Cross Channel Currents explores the understandings and misunderstandings that make up the Entente Cordiale - the hundred-year relationship between Britain and France, as well as the everyday common interests and shared pleasures that give it substance.
Contributors include the late Roy Jenkins, in a witty and personal view of Winston Churchill's relationship with France; Pierre Messmer, a companion of Charles de Gaulle during World War II and later his prime minister; former Foreign Secretary Douglas Hurd, who remembers the historic meeting of Edward Heath and Georges Pompidou; Hubert Vedrine, a former French foreign minister, on the difficulties of cross-Channel relations; and their successors Dominique de Villepin and Jack Straw.

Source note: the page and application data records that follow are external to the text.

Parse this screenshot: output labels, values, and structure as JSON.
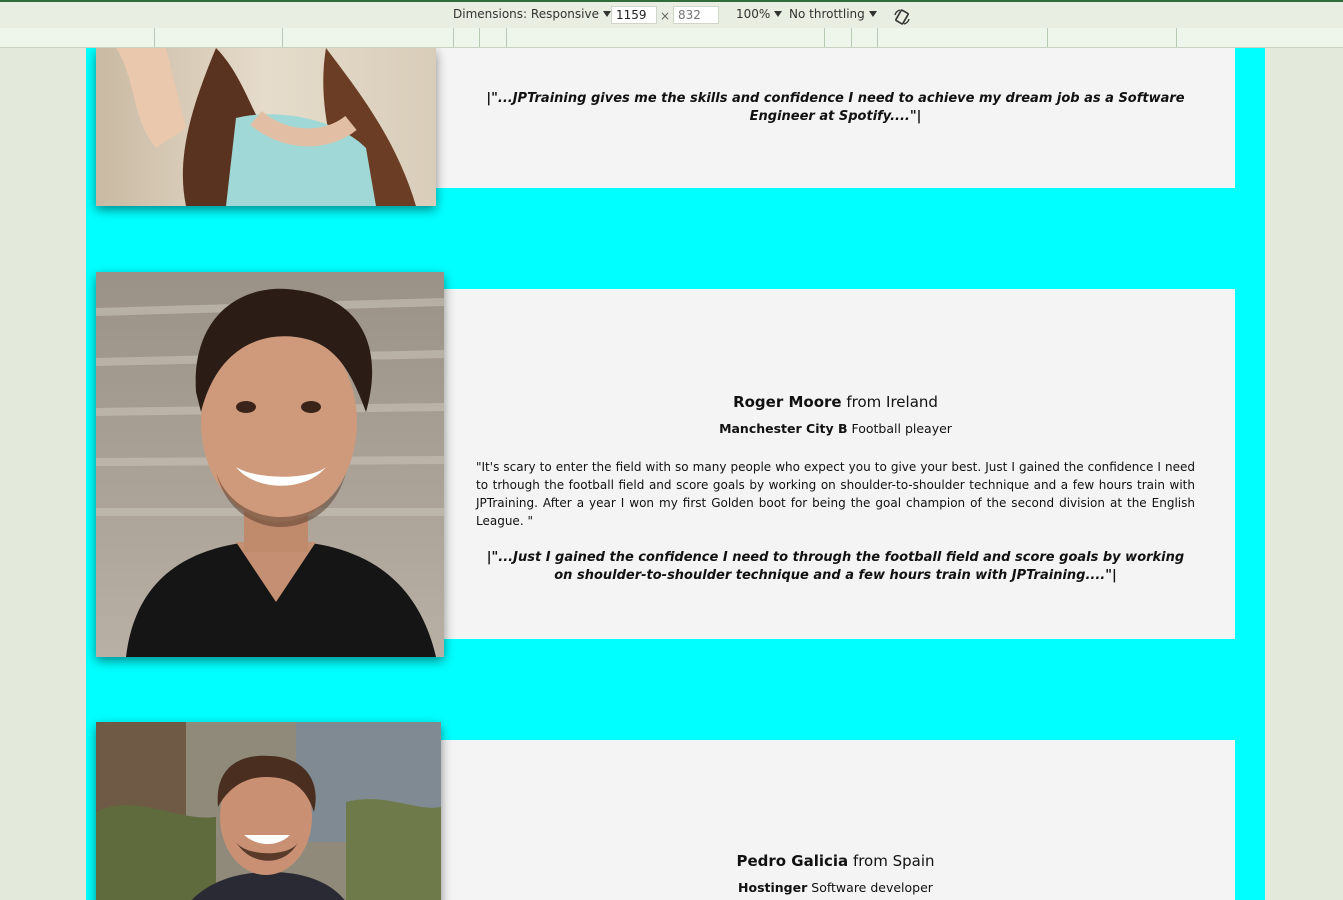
{
  "devtools": {
    "dimensions_label": "Dimensions: Responsive",
    "width_value": "1159",
    "times": "×",
    "height_placeholder": "832",
    "zoom": "100%",
    "throttling": "No throttling",
    "rotate_icon": "rotate-icon"
  },
  "colors": {
    "page_bg": "#00ffff",
    "card_bg": "#f4f4f4",
    "devtools_bg": "#e8eee1"
  },
  "testimonials": [
    {
      "name": "",
      "from": "",
      "company": "",
      "role": "",
      "body": "",
      "quote": "|\"...JPTraining gives me the skills and confidence I need to achieve my dream job as a Software Engineer at Spotify....\"|"
    },
    {
      "name": "Roger Moore",
      "from": "from Ireland",
      "company": "Manchester City B",
      "role": "Football pleayer",
      "body": "\"It's scary to enter the field with so many people who expect you to give your best. Just I gained the confidence I need to trhough the football field and score goals by working on shoulder-to-shoulder technique and a few hours train with JPTraining. After a year I won my first Golden boot for being the goal champion of the second division at the English League. \"",
      "quote": "|\"...Just I gained the confidence I need to through the football field and score goals by working on shoulder-to-shoulder technique and a few hours train with JPTraining....\"|"
    },
    {
      "name": "Pedro Galicia",
      "from": "from Spain",
      "company": "Hostinger",
      "role": "Software developer",
      "body": "",
      "quote": ""
    }
  ]
}
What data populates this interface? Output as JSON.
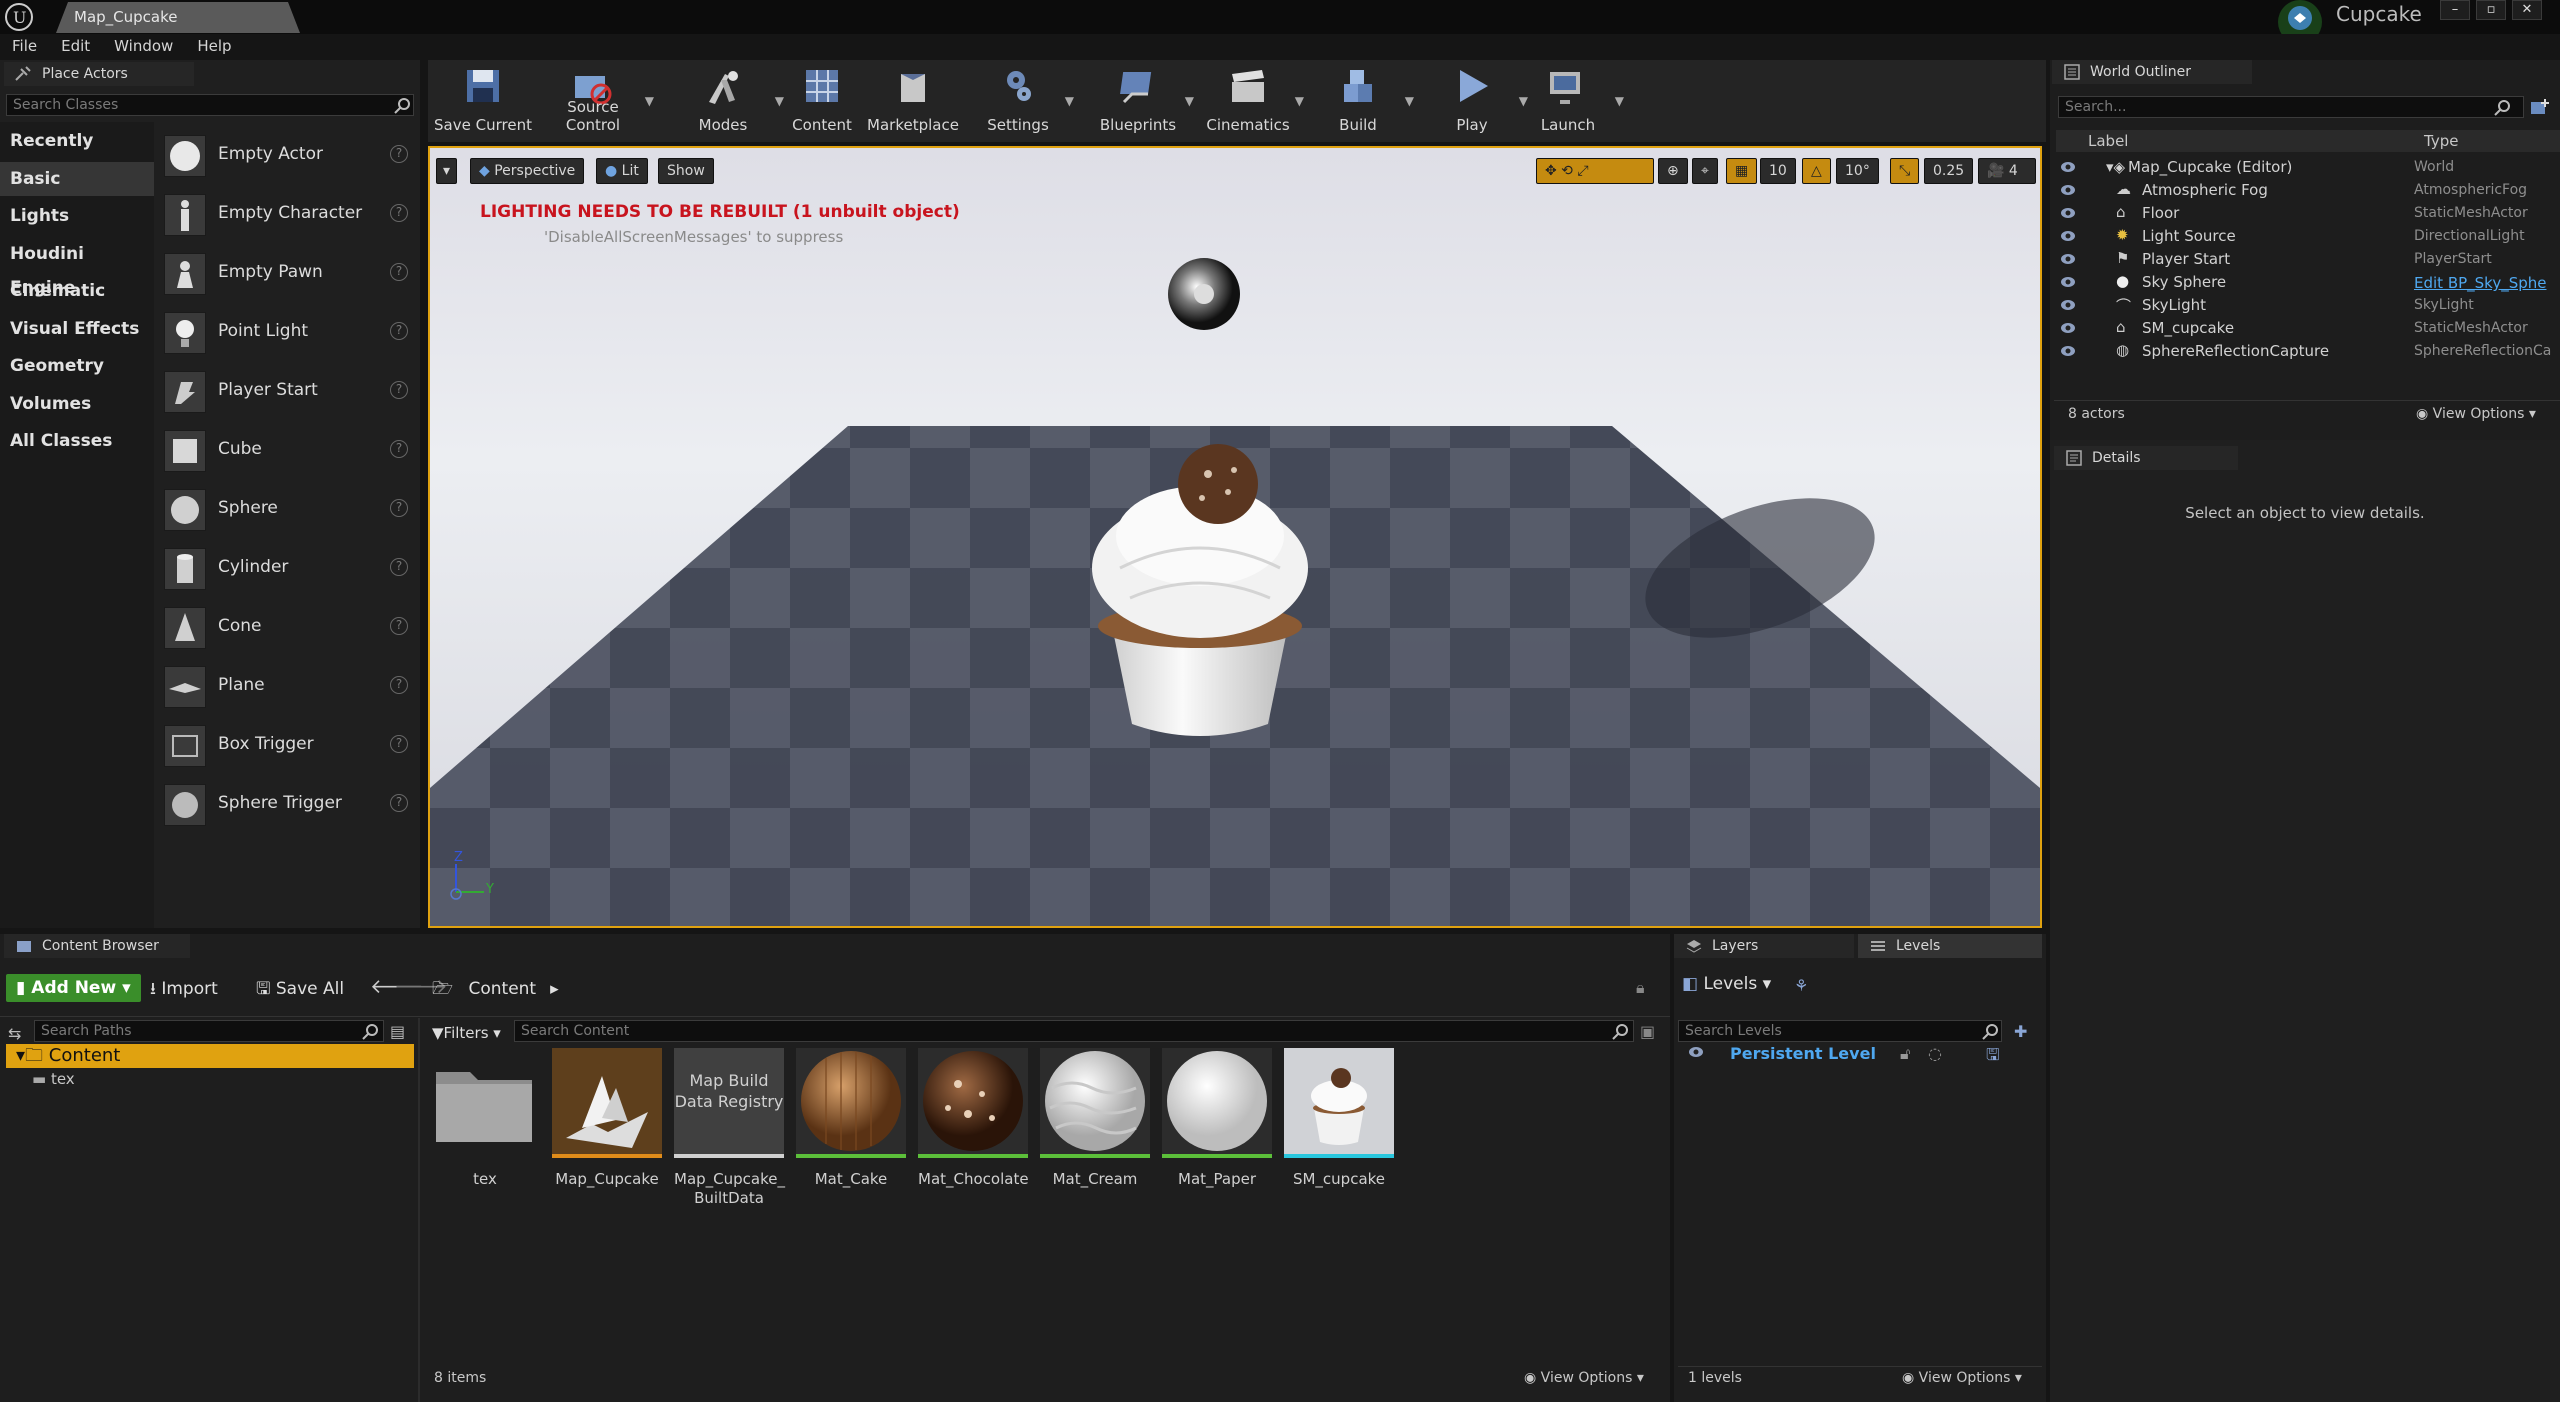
{
  "window": {
    "doc_tab": "Map_Cupcake",
    "project_name": "Cupcake",
    "buttons": [
      "–",
      "▫",
      "✕"
    ]
  },
  "menu": [
    "File",
    "Edit",
    "Window",
    "Help"
  ],
  "place_actors": {
    "tab": "Place Actors",
    "search_placeholder": "Search Classes",
    "categories": [
      "Recently Placed",
      "Basic",
      "Lights",
      "Houdini Engine",
      "Cinematic",
      "Visual Effects",
      "Geometry",
      "Volumes",
      "All Classes"
    ],
    "selected_category": "Basic",
    "actors": [
      "Empty Actor",
      "Empty Character",
      "Empty Pawn",
      "Point Light",
      "Player Start",
      "Cube",
      "Sphere",
      "Cylinder",
      "Cone",
      "Plane",
      "Box Trigger",
      "Sphere Trigger"
    ]
  },
  "toolbar": {
    "buttons": [
      "Save Current",
      "Source Control",
      "Modes",
      "Content",
      "Marketplace",
      "Settings",
      "Blueprints",
      "Cinematics",
      "Build",
      "Play",
      "Launch"
    ]
  },
  "viewport": {
    "perspective": "Perspective",
    "lit": "Lit",
    "show": "Show",
    "grid_snap": "10",
    "rot_snap": "10°",
    "scale_snap": "0.25",
    "cam_speed": "4",
    "warning": "LIGHTING NEEDS TO BE REBUILT (1 unbuilt object)",
    "warning_sub": "'DisableAllScreenMessages' to suppress",
    "axis_z": "Z",
    "axis_y": "Y"
  },
  "world_outliner": {
    "tab": "World Outliner",
    "search_placeholder": "Search...",
    "col_label": "Label",
    "col_type": "Type",
    "rows": [
      {
        "label": "Map_Cupcake (Editor)",
        "type": "World"
      },
      {
        "label": "Atmospheric Fog",
        "type": "AtmosphericFog"
      },
      {
        "label": "Floor",
        "type": "StaticMeshActor"
      },
      {
        "label": "Light Source",
        "type": "DirectionalLight"
      },
      {
        "label": "Player Start",
        "type": "PlayerStart"
      },
      {
        "label": "Sky Sphere",
        "type": "Edit BP_Sky_Sphe"
      },
      {
        "label": "SkyLight",
        "type": "SkyLight"
      },
      {
        "label": "SM_cupcake",
        "type": "StaticMeshActor"
      },
      {
        "label": "SphereReflectionCapture",
        "type": "SphereReflectionCa"
      }
    ],
    "count": "8 actors",
    "view_options": "View Options"
  },
  "details": {
    "tab": "Details",
    "empty_msg": "Select an object to view details."
  },
  "content_browser": {
    "tab": "Content Browser",
    "add_new": "Add New",
    "import": "Import",
    "save_all": "Save All",
    "path": "Content",
    "search_paths": "Search Paths",
    "filters": "Filters",
    "search_content": "Search Content",
    "tree": [
      "Content",
      "tex"
    ],
    "assets": [
      {
        "name": "tex",
        "kind": "folder"
      },
      {
        "name": "Map_Cupcake",
        "kind": "map"
      },
      {
        "name": "Map_Cupcake_ BuiltData",
        "kind": "registry",
        "tile_text": "Map Build Data Registry"
      },
      {
        "name": "Mat_Cake",
        "kind": "material"
      },
      {
        "name": "Mat_Chocolate",
        "kind": "material"
      },
      {
        "name": "Mat_Cream",
        "kind": "material"
      },
      {
        "name": "Mat_Paper",
        "kind": "material"
      },
      {
        "name": "SM_cupcake",
        "kind": "mesh"
      }
    ],
    "count": "8 items",
    "view_options": "View Options"
  },
  "levels": {
    "tab_layers": "Layers",
    "tab_levels": "Levels",
    "levels_btn": "Levels",
    "search_placeholder": "Search Levels",
    "persistent": "Persistent Level",
    "count": "1 levels",
    "view_options": "View Options"
  },
  "colors": {
    "accent": "#e0a210",
    "add_new": "#3a8e2a",
    "link": "#4fa8f0",
    "warning": "#c8141e"
  }
}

Table of Contents
1. How the Entente Cordiale Began 2. The Entente and Germany 3. World War I: 1914-1918 4. Between the Wars 5. World War II: 1939-1945 6. The End of Empire: 1945-1997 7. France, Britain and Europe 8. The End of the Cold War: Mitterand and Thatcher 9. The Entente and America 10. The Entente and the Arts 11. The Narrowing Channel: The Entente Today 12. France and Britain in Tomorrow's Europe
Douglas Johnson is professor emeritus of French history, University of London.
Richard Mayne is a writer and broadcaster. He was personal assistant to Jean Monnet, a senior official of the European Commission, and for six years its UK representative.
Robert Tombs is a reader in French history at the University of Cambridge, and the author of France 1814-1914 (1996).
'Cross-Channel Currents, a thought-provoking collection of fifty or so historical and political essays, reminiscences and futurology, by distinguished French and British authors, published to mark this week's hundredth anniversary of this elusive Entente.' - The Independent